**PROBLEM DETAILS**
From the material below, return every line that includes "JSON".

↓↓↓

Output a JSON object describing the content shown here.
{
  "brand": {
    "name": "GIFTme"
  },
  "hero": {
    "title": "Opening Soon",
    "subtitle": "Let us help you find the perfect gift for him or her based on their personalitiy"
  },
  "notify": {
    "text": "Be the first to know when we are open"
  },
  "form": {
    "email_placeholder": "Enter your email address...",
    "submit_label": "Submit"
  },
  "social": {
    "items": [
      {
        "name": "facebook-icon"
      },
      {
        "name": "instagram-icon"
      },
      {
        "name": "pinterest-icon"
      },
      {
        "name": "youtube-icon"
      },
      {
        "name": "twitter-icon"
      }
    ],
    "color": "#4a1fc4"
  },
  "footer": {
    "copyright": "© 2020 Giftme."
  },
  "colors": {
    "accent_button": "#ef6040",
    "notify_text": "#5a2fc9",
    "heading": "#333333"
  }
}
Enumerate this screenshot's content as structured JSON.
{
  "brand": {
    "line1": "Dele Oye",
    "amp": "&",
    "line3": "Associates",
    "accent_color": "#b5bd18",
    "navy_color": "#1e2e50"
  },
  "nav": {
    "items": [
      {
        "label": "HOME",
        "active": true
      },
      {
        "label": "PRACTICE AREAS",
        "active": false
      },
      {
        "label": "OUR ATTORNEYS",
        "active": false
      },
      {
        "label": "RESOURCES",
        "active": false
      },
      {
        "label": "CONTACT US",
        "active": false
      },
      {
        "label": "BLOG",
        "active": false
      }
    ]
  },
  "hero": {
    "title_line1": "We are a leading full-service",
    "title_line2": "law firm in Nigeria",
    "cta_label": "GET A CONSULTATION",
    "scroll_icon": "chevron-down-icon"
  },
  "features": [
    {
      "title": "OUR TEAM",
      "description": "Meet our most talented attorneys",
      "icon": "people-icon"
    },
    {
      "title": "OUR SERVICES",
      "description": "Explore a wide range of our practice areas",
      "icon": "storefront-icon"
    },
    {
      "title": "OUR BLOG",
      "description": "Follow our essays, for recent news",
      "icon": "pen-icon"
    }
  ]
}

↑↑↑

**ANSWER BOX**
Output a JSON object describing the content shown here.
Enumerate this screenshot's content as structured JSON.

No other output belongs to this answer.